6.1 magnitude earthquake hits eastern Taiwan, train services suspended
There were no casualties reported.
A 6.1 magnitude earthquake struck eastern Taiwan on Thursday, April 18 at about 1.30pm (Singapore time).
The quake was reported by Taiwan’s Central Weather Bureau.
The epicentre of the earthquake was located about 13.6km northwest of Hualien.
It had a focal depth of 19.1km, reported the Central Weather Bureau.
There were no immediate reports of damage or casualties.
The South China Morning Post reported that panicked residents in Hualien were sent rushing into the streets.
In Taipei, which is about 115km away from the epicentre, subway services including the airport subway to Taoyuan International Airport, were suspended for safety inspections.
The Taiwan Power Company assured residents that operations of its first and second nuclear power plants in northern Taiwan were unaffected, said SCMP.
According to Washington Post, people in Taipei could feel the buildings shake from the quake.
Taiwan sits near the boundaries of two tectonic plates, which makes it a seismically active zone that is prone to earthquakes.
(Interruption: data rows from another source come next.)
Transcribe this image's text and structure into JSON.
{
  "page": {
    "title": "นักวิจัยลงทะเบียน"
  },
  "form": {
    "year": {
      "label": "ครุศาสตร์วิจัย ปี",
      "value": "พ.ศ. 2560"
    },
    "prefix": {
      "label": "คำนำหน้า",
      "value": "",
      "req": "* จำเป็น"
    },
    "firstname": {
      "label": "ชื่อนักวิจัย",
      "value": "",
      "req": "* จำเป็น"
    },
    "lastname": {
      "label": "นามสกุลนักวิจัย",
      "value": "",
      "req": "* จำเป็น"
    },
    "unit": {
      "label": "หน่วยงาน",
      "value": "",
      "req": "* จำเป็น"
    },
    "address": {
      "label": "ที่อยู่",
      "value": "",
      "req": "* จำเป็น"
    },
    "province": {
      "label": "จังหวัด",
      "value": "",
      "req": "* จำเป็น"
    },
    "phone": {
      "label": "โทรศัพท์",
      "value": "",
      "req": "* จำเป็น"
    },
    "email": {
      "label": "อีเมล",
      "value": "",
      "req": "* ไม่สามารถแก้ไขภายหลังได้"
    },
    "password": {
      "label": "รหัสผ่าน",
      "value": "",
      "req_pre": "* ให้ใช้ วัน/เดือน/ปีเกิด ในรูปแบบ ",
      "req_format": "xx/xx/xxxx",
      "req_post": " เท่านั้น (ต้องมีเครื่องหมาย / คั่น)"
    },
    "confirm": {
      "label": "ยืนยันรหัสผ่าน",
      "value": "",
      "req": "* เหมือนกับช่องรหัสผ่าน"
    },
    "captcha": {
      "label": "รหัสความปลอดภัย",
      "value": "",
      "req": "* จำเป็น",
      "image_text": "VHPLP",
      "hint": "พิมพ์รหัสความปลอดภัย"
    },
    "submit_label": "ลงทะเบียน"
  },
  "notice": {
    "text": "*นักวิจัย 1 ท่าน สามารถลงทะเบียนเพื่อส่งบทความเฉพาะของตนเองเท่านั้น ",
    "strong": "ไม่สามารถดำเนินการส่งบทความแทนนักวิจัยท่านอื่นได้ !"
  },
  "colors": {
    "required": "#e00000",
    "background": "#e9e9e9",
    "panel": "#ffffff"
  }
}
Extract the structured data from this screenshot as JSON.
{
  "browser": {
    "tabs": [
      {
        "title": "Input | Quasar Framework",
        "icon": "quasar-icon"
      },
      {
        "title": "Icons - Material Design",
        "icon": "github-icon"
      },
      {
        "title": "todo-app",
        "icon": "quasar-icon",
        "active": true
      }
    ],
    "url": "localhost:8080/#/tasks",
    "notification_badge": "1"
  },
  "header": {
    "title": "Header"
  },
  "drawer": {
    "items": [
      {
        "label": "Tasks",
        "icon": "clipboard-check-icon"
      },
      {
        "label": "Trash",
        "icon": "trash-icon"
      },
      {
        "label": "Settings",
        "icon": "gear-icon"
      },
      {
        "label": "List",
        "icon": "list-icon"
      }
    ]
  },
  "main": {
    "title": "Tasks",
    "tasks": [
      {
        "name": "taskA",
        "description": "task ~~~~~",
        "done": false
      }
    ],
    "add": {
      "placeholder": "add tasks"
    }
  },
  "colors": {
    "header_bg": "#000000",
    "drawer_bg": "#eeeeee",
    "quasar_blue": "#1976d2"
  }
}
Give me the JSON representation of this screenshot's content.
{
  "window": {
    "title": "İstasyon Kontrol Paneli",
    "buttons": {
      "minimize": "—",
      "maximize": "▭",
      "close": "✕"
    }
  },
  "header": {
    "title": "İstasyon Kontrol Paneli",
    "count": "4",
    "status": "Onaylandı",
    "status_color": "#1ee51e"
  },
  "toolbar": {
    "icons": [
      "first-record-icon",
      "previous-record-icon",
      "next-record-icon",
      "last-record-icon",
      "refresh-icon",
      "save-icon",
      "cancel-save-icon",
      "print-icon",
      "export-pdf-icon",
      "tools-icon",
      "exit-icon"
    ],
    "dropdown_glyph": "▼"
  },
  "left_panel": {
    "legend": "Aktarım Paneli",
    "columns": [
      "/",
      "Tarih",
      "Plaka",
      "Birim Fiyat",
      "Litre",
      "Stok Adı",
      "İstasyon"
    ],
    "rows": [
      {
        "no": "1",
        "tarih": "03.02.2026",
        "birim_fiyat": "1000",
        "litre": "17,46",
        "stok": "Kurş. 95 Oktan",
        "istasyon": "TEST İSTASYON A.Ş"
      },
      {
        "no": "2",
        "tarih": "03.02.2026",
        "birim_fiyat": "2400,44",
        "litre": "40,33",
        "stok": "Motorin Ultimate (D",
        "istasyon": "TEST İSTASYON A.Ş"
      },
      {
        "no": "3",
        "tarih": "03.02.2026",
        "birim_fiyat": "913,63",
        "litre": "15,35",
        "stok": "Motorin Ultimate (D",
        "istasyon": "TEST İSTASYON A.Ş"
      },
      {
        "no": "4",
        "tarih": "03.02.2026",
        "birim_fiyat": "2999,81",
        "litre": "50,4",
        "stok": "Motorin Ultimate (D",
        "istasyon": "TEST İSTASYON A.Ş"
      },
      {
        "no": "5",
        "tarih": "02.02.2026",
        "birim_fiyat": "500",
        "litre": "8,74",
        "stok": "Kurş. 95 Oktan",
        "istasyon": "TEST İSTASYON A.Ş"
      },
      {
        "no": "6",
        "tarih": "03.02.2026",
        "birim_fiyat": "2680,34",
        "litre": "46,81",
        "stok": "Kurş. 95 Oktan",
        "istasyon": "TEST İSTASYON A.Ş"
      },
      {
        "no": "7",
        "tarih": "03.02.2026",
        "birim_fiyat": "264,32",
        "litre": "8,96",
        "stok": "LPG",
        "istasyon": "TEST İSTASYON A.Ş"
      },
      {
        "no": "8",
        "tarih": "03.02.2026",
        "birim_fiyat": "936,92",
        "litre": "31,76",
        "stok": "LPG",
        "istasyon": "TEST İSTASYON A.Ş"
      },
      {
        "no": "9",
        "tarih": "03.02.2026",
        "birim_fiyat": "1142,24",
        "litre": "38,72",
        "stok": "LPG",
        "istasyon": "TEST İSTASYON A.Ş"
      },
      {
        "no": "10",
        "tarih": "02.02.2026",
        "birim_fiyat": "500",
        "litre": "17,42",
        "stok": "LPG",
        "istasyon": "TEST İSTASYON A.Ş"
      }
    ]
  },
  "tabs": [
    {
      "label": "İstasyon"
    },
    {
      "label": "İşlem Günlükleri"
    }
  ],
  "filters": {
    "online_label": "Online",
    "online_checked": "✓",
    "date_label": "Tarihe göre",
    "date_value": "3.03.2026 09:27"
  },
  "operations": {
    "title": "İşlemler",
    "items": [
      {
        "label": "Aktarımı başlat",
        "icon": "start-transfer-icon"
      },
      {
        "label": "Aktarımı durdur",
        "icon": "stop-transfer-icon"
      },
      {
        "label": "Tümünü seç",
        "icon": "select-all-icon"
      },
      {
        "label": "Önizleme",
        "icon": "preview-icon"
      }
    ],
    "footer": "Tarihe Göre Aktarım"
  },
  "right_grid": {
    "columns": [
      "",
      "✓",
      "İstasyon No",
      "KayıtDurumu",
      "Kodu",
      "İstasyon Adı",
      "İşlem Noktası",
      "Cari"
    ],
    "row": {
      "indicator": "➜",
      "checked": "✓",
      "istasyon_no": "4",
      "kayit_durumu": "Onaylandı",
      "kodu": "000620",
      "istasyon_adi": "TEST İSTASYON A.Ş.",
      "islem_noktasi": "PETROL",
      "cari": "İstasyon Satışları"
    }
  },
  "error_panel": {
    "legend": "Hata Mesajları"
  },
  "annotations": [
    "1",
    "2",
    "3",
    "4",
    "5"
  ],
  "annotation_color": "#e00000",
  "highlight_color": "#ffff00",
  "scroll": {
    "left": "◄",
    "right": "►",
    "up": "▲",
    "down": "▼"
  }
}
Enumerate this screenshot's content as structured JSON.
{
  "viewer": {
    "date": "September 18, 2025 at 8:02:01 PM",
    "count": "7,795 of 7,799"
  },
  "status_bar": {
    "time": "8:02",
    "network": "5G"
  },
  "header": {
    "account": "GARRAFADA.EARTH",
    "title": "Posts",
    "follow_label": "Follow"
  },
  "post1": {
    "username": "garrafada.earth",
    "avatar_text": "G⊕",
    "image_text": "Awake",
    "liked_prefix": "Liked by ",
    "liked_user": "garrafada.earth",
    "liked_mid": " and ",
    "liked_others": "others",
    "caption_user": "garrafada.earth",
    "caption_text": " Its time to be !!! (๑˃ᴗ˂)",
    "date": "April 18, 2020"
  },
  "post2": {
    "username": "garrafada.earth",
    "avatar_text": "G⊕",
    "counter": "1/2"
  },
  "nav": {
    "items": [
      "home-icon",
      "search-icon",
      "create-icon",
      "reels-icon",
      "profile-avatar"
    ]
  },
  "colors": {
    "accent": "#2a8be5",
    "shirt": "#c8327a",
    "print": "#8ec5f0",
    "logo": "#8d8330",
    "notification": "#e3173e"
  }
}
Its last major earthquake of this scale happened in February 2016.
A total of 117 people lost their lives.
Top image via USGS.